TINA, the Barracuda VPN protocol, is a proprietary extension of the IPsec protocol developed to improve VPN connectivity and availability over the standard IPsec protocol.
Because the TINA protocol offers more advantages than IPsec, it is the main protocol that is used for VPN connections between Barracuda CloudGen Firewalls. IPsec is only used for VPN tunnels between CloudGen Firewalls and a system from a different manufacturer.
The Barracuda CloudGen Firewall offers most of the advanced VPN features of the Barracuda CloudGen Firewall based on our proprietary TINA VPN protocol.
- Modified initial handshake improving denial-of-service protection for X.509 certificate based authentication.
- Multiple encapsulation transports: ESP, UDP, TCP, TCP/UDP hybrid mode or routing (no encapsulation).
- Heartbeat monitoring and fast failover support.
- Continuous bandwidth and throughput evaluation.
- Immunity to NAT devices or proxies (HTTPS, SOCKS) between two tunnel endpoints.
Creating TINA Site-to-Site VPN Tunnels
To connect two networks protected by CloudGen Firewalls, TINA Site-to-Site VPN tunnels are used. An active Site-to-Site TINA VPN tunnel transparently connects the published networks.
For more information, see How to Create a TINA VPN Tunnel between CloudGen Firewalls.
Example of TINA Tunnel Variations
Using different connection objects for the access rule matching the VPN traffic can control if and how the VPN network is visible from the other side of the VPN tunnel.

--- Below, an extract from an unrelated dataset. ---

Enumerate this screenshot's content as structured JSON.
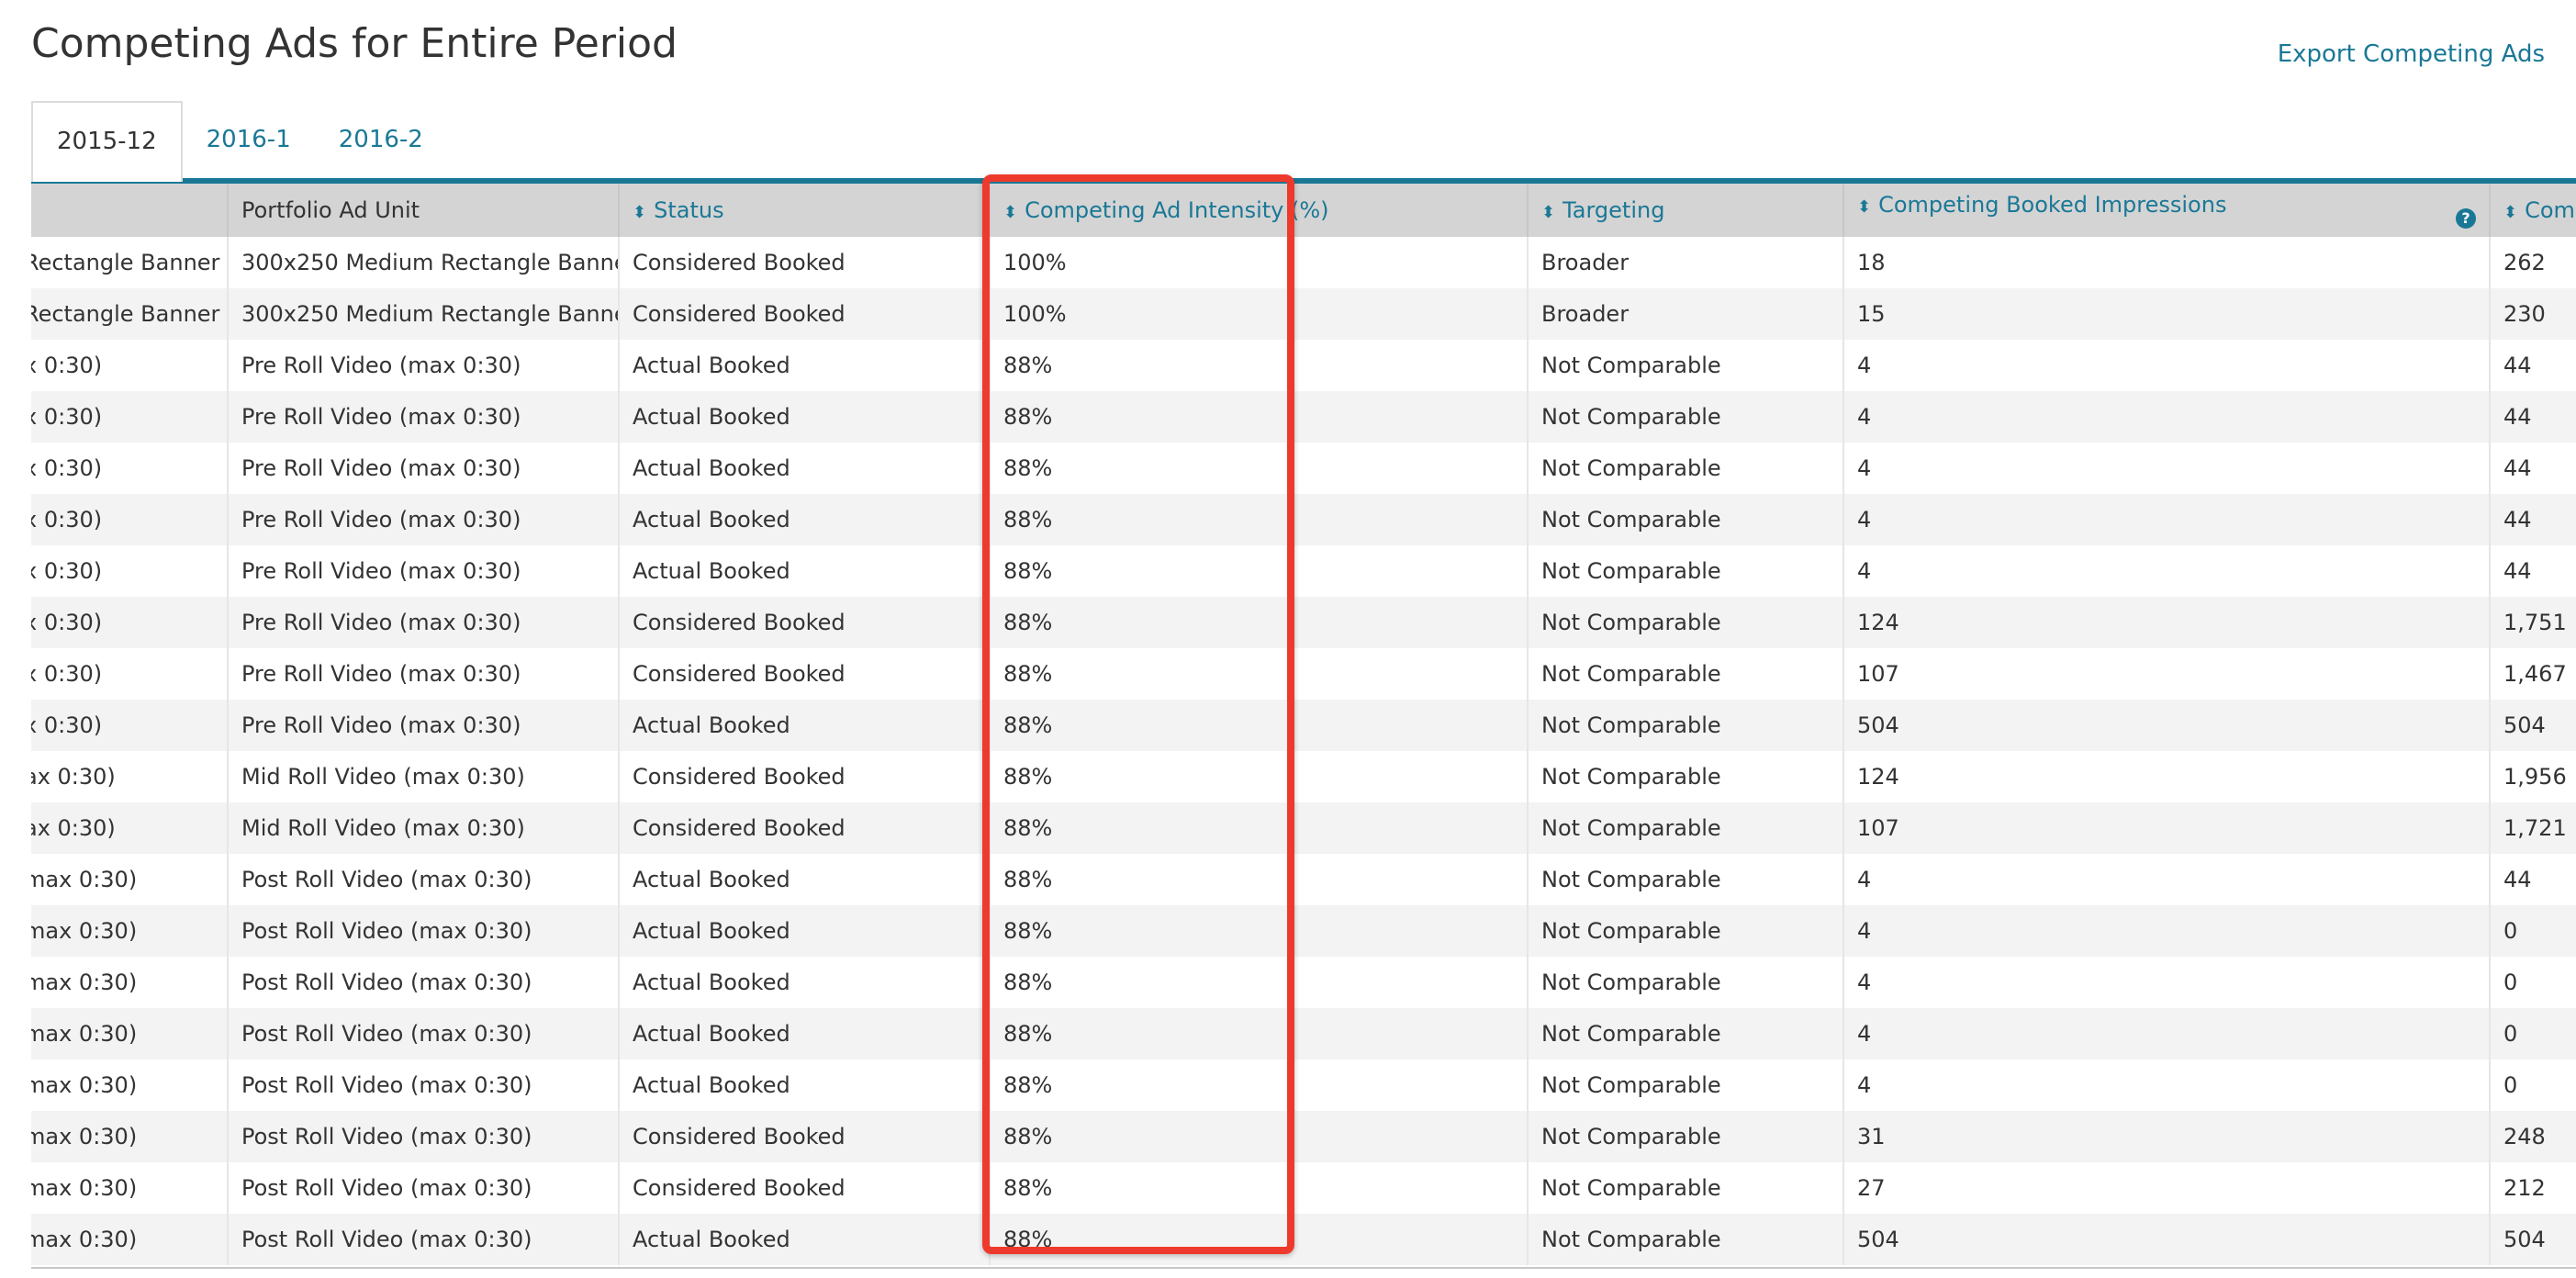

For more information, see Examples for TINA VPN Tunnels.
TINA Tunnel Settings
There are many settings and parameters for configuring TINA VPN tunnels. The TINA Tunnel settings include a description for each setting and configuration option.
For more information, see TINA Tunnel Settings.
SD-WAN is the logical layer used to manage multiple parallel VPN tunnels (transports) in one VPN tunnel configuration. SD-WAN also handles load balancing, fail-over, and traffic routing for all transports of the VPN tunnel. Switching between different transports is completely transparent to the user.
For more information, see SD-WAN.
WAN Optimization reduces the amount of traffic sent through the tunnel by using deduplication. This means that the same data does not have to be sent repeatedly over the WAN since it is cached and delivered from the local cache of the branch site instead. In the beginning of the data transfer, the first system creates hashes for chunks of the TCP stream. This information, instead of the data, is sent to the other system. If the same data chunk has been transferred previously, the data can be found in the dictionary of the peer. Bandwidth is saved because only the reference must be transferred. If the peer recognizes that the data is not available, it sends a request for the RAW data from the first system to integrate this information into its own dictionary. The chunk size is 512 bytes. This is a hardcoded value that cannot be changed.
For more information, see WAN Optimization.